= PROBLEM DESCRIPTION =
An exact copy of all the data is required, with pictures left out.

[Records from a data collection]
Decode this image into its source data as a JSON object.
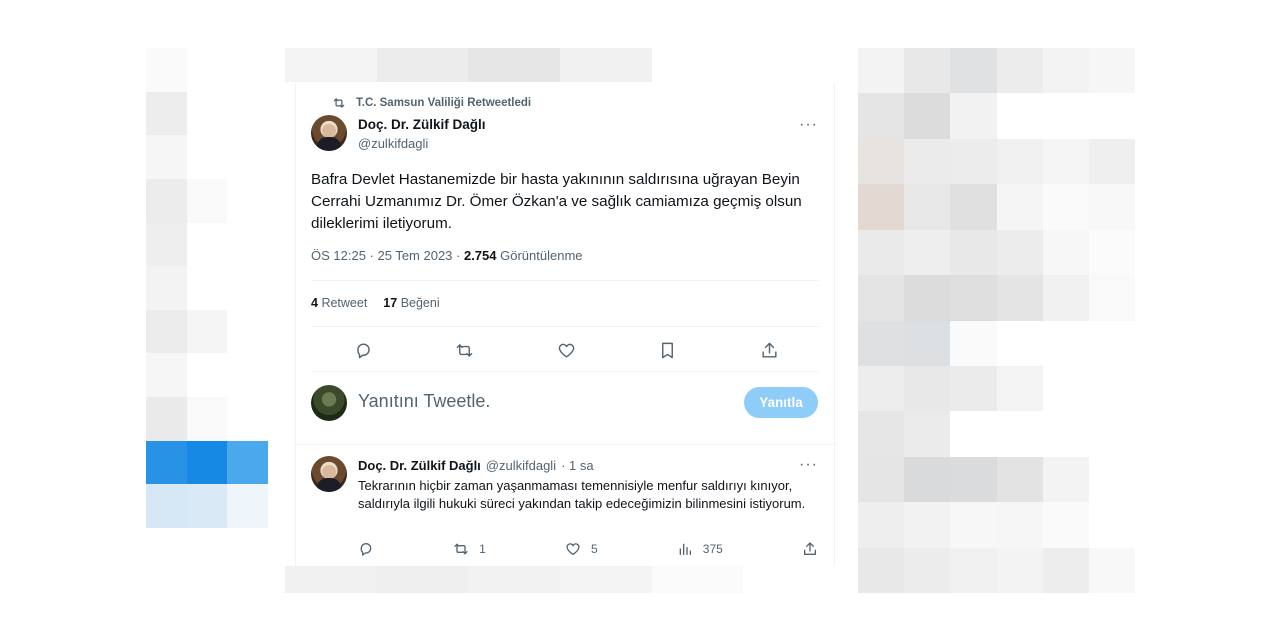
{
  "retweet": {
    "label": "T.C. Samsun Valiliği Retweetledi"
  },
  "tweet": {
    "author_name": "Doç. Dr. Zülkif Dağlı",
    "author_handle": "@zulkifdagli",
    "more": "···",
    "text": "Bafra Devlet Hastanemizde bir hasta yakınının saldırısına uğrayan Beyin Cerrahi Uzmanımız Dr. Ömer Özkan'a ve sağlık camiamıza geçmiş olsun dileklerimi iletiyorum.",
    "time": "ÖS 12:25 · 25 Tem 2023 · ",
    "views": "2.754",
    "views_label": " Görüntülenme",
    "retweets": "4",
    "retweets_label": "Retweet",
    "likes": "17",
    "likes_label": "Beğeni"
  },
  "reply_box": {
    "placeholder": "Yanıtını Tweetle.",
    "button": "Yanıtla"
  },
  "reply": {
    "author_name": "Doç. Dr. Zülkif Dağlı",
    "author_handle": "@zulkifdagli",
    "time": "· 1 sa",
    "more": "···",
    "text": "Tekrarının hiçbir zaman yaşanmaması temennisiyle menfur saldırıyı kınıyor, saldırıyla ilgili hukuki süreci yakından takip edeceğimizin bilinmesini istiyorum.",
    "retweets": "1",
    "likes": "5",
    "views": "375"
  },
  "colors": {
    "accent": "#1d9bf0",
    "reply_button": "#8ecdf8",
    "muted": "#536471"
  },
  "icons": [
    "retweet-icon",
    "reply-icon",
    "like-icon",
    "bookmark-icon",
    "share-icon",
    "views-icon"
  ]
}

= ANSWER TO THE EXERCISE =
Decode this image into its source data as a JSON object.
{
  "retweet": {
    "label": "T.C. Samsun Valiliği Retweetledi"
  },
  "tweet": {
    "author_name": "Doç. Dr. Zülkif Dağlı",
    "author_handle": "@zulkifdagli",
    "more": "···",
    "text": "Bafra Devlet Hastanemizde bir hasta yakınının saldırısına uğrayan Beyin Cerrahi Uzmanımız Dr. Ömer Özkan'a ve sağlık camiamıza geçmiş olsun dileklerimi iletiyorum.",
    "time": "ÖS 12:25 · 25 Tem 2023 · ",
    "views": "2.754",
    "views_label": " Görüntülenme",
    "retweets": "4",
    "retweets_label": "Retweet",
    "likes": "17",
    "likes_label": "Beğeni"
  },
  "reply_box": {
    "placeholder": "Yanıtını Tweetle.",
    "button": "Yanıtla"
  },
  "reply": {
    "author_name": "Doç. Dr. Zülkif Dağlı",
    "author_handle": "@zulkifdagli",
    "time": "· 1 sa",
    "more": "···",
    "text": "Tekrarının hiçbir zaman yaşanmaması temennisiyle menfur saldırıyı kınıyor, saldırıyla ilgili hukuki süreci yakından takip edeceğimizin bilinmesini istiyorum.",
    "retweets": "1",
    "likes": "5",
    "views": "375"
  },
  "colors": {
    "accent": "#1d9bf0",
    "reply_button": "#8ecdf8",
    "muted": "#536471"
  },
  "icons": [
    "retweet-icon",
    "reply-icon",
    "like-icon",
    "bookmark-icon",
    "share-icon",
    "views-icon"
  ]
}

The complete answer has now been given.